Here’s hoping the Winnipeg Jets packed enough clean laundry.
Between now and Dec. 1, the Jets will be the busiest team in the NHL.
They will reel off 19 games over the next 33 days, change time zones 10 times, cross the border eight times and fly roughly 26,585 kilometres. Along the way, they’ll enjoy two consecutive off-days just once — and play four sets of back-to-back contests.
These are the breaks of being one of the NHL’s most geographically isolated teams, located smack dab in the middle of the map — where it’s just as easy for the schedule maker to send the Jets east one night and west the next.
To combat the grind as best as possible, the Jets have implemented a few key changes to their routine after experimenting with sports science during an equally gruelling stretch late last season.
“We are now more focused on active recovery rather than pure days off,” Jets coach Paul Maurice said Wednesday. “We used a number of different things last year during a stretch of games every other night for a month and a half.”
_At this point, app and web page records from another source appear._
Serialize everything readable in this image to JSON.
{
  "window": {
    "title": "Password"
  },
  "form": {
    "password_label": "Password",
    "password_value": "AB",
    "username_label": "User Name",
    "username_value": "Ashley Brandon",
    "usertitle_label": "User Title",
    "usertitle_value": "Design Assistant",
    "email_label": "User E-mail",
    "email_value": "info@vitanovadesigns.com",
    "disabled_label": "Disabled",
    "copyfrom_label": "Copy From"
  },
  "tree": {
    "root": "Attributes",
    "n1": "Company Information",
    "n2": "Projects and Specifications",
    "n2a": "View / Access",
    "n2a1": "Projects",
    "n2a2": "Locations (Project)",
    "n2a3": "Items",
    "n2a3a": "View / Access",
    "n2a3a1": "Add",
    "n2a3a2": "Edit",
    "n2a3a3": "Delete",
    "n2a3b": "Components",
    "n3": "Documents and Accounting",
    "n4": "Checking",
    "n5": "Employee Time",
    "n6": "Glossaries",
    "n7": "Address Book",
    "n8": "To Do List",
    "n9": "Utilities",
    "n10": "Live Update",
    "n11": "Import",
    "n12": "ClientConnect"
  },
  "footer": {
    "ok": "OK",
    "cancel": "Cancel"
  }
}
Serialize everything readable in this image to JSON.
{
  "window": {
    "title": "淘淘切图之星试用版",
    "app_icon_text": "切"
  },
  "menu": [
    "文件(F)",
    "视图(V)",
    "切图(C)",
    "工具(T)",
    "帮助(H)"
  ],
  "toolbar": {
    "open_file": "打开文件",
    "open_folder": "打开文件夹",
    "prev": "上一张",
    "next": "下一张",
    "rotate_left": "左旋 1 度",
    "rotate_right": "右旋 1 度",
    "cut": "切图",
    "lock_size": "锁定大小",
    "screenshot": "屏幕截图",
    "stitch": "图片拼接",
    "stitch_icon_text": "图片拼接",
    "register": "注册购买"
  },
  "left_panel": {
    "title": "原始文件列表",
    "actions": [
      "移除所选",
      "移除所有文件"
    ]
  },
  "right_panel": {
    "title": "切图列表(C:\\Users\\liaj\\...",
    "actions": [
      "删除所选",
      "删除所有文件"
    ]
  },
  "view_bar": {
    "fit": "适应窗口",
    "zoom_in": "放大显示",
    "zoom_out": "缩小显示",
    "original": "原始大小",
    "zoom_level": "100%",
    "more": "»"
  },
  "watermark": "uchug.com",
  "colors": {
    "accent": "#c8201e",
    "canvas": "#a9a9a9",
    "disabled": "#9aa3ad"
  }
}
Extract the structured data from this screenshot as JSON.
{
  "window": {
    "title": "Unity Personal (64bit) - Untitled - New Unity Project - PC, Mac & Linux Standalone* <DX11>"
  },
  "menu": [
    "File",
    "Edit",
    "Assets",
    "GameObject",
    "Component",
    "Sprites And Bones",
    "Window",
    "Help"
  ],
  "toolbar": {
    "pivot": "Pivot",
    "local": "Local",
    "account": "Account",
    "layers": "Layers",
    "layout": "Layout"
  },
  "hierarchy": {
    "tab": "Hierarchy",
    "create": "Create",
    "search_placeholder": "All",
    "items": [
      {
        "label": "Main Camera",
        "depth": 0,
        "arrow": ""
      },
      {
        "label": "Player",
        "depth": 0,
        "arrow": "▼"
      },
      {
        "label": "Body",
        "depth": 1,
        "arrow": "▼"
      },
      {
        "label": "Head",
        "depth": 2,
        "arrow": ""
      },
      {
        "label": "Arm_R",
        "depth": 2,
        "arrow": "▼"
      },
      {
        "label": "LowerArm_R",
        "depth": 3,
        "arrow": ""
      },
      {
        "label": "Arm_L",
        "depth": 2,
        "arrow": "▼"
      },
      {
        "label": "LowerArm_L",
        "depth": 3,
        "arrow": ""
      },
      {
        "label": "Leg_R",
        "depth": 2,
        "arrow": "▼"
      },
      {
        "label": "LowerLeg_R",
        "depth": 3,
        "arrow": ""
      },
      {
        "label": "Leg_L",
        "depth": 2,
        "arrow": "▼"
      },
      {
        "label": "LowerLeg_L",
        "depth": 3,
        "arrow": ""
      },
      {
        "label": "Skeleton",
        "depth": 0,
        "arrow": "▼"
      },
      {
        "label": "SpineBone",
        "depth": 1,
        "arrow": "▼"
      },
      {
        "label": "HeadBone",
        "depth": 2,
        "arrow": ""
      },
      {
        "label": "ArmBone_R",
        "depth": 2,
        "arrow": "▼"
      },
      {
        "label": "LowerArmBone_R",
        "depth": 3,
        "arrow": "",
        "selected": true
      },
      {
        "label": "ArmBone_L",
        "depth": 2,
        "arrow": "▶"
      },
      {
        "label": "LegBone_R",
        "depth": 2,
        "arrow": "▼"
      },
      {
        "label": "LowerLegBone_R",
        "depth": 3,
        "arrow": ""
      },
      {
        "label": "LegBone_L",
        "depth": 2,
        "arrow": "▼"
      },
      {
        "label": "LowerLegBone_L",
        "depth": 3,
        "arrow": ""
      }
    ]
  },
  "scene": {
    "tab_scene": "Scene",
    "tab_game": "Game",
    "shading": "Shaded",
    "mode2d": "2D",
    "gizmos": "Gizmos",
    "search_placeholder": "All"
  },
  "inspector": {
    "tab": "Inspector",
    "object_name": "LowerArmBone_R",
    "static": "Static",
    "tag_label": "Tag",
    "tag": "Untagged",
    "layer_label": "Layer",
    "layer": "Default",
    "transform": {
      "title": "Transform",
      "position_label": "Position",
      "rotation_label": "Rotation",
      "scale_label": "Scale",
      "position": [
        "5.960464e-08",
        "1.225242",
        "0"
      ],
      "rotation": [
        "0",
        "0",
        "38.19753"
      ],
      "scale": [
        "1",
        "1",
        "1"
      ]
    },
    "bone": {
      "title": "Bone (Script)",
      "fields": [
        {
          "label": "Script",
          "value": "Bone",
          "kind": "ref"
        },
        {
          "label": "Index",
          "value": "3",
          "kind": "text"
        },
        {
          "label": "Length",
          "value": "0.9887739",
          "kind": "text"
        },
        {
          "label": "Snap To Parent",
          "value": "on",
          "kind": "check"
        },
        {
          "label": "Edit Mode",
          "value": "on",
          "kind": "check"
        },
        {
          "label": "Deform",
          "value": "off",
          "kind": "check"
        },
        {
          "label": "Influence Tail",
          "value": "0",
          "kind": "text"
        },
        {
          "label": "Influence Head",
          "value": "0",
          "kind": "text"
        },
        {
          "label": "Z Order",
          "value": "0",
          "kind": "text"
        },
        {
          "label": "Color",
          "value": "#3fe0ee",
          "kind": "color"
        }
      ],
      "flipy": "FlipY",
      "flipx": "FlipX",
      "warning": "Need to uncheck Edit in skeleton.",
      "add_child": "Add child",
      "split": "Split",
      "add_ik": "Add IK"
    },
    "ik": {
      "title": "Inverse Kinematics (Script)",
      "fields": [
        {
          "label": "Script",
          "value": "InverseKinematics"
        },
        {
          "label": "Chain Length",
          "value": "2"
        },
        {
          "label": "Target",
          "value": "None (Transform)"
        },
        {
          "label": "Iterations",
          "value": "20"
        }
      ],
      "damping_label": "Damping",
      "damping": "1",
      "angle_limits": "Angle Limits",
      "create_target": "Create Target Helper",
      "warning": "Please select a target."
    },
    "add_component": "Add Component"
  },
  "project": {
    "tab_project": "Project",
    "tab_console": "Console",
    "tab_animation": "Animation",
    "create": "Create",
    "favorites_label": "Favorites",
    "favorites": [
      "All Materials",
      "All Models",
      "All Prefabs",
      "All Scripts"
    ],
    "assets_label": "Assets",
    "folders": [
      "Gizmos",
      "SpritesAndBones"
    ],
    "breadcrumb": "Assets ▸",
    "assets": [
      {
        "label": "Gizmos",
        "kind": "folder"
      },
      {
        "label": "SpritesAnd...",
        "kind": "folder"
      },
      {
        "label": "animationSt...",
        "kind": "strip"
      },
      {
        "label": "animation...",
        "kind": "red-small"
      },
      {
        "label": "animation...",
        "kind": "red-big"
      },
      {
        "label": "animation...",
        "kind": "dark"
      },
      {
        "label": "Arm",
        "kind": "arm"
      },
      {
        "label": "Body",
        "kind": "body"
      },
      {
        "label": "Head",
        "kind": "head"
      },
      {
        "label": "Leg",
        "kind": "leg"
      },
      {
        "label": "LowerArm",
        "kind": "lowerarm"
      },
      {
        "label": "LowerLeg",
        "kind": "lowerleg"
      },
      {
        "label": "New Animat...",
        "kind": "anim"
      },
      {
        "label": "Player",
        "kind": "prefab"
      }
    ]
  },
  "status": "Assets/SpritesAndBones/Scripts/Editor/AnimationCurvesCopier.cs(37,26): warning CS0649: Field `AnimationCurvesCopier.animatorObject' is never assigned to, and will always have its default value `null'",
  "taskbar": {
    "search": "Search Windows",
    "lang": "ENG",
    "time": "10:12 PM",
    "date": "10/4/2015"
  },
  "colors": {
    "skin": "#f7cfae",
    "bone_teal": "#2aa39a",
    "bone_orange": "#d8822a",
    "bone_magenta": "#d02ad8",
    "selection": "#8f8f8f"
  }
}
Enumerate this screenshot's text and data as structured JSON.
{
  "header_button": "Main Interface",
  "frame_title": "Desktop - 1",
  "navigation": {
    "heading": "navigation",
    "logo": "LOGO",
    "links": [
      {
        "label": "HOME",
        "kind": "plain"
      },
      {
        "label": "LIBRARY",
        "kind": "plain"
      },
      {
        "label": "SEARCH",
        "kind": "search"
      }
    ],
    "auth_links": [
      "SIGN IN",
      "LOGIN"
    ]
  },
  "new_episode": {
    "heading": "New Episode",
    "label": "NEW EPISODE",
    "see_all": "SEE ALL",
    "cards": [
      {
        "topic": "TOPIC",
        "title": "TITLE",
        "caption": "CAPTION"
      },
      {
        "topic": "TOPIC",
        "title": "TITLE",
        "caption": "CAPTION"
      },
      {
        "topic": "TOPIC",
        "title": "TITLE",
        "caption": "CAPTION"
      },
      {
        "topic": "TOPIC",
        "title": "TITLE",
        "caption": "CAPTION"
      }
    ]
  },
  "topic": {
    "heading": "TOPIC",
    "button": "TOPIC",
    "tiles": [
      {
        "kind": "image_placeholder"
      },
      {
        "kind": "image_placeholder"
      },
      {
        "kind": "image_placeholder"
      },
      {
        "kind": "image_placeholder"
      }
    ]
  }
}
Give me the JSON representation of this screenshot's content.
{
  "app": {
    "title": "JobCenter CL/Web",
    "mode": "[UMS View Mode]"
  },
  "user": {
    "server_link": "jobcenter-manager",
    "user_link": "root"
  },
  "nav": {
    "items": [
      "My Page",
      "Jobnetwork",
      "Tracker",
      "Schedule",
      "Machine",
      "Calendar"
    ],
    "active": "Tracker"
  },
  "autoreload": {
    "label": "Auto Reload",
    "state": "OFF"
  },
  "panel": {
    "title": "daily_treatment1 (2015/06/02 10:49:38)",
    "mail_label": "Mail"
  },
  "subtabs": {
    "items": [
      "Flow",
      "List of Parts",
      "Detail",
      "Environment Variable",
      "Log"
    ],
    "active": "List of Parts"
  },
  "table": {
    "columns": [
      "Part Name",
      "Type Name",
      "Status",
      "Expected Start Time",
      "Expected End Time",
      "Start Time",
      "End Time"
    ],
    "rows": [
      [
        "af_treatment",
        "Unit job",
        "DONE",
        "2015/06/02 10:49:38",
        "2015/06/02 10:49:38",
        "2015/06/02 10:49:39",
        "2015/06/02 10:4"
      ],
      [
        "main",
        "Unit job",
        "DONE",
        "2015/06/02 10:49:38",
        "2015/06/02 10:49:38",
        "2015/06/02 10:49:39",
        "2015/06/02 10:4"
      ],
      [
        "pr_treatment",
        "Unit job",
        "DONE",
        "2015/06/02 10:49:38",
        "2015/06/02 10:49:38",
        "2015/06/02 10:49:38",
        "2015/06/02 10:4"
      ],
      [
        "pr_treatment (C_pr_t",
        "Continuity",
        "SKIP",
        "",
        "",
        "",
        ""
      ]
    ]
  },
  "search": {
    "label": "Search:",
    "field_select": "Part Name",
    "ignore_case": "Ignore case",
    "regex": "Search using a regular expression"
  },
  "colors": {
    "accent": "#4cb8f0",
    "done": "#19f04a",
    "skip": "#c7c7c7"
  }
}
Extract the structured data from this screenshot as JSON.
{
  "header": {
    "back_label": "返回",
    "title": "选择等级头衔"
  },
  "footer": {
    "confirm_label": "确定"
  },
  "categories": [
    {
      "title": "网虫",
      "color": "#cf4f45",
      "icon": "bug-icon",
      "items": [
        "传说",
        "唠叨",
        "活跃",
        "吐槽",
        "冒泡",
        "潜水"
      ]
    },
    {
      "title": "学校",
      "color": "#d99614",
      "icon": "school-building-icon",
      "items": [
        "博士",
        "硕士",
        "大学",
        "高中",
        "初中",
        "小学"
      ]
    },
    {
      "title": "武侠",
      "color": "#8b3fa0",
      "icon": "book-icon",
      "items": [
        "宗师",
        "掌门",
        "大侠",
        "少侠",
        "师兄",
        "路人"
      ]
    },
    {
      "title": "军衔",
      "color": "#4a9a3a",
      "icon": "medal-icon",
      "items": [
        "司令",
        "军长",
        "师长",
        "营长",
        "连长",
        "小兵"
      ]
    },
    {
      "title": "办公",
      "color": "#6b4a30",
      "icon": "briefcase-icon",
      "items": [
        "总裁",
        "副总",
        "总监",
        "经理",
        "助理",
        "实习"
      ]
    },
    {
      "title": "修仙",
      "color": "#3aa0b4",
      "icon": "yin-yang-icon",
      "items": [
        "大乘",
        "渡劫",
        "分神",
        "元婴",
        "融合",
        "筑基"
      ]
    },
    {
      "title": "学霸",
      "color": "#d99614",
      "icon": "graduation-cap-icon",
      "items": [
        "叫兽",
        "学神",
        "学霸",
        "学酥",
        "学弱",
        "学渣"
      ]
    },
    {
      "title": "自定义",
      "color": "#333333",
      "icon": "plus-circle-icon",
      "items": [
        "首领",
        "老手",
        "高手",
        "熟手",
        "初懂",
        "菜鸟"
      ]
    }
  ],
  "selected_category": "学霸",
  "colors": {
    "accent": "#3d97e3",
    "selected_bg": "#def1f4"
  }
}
Maurice said Dr. Craig Slaunwhite, the Jets’ director of fitness, has “a great amount of influence in what we do.”
The keyword in active recovery is “active.” As Maurice hinted, it doesn’t mean sitting in a hotel room — aside from the four complete days off per month, as mandated by the NHL’s Collective Bargaining Agreement. It means performing an exercise or series of exercises at a low intensity, designed to increase blood flow in order to flush toxins — such as lactic acid buildup, which causes stiffness and soreness — from the body.
The point is to not overwork the body to where additional muscle fatigue or damage is caused. There is a fine line. That’s where last season’s experiments will pay off: the Jets collected and studied different biomarkers that would theoretically help determine that line.
Biomarkers can be found in bodily fluids, such as blood, urine, saliva or sweat. For an athlete, the appearance of a certain protein or lactic acid level could indicate severe muscle fatigue or injury. Or the rapid drop of a certain biomarker could indicate that a recovery method is having a positive effect on a player.
That biomarker monitoring will go along with the other normal recovery techniques that teams use, such as compression boots, massages, and nutrition schemes.
The Jets are also changing their travel schedule in an effort to reduce fatigue.
For example, Winnipeg plays in Colorado on Friday night. Rather than endure the 45-minute slog from downtown Denver back out to the airport and land sometime after 3 a.m. Saturday morning, the Jets will stay overnight after the game — something they’ve almost never done since re-locating to Winnipeg in 2011.
The flight from Denver to Winnipeg is two hours, but the extra hour going from Mountain Time to Central Time would mean a late arrival. Instead, the Jets will fly on Saturday and rest up ahead of Sunday afternoon’s home game against the Sabres.
No team will feel sorry for the Jets as they inch through the NHL’s ringer — every team will feel the crunch with a more condensed schedule this year. But you can rest assured all 29 other teams will be paying attention to how the Jets do business, all hoping to pick up a trick or two.
Contact Frank Seravalli on Twitter: @frank_seravalli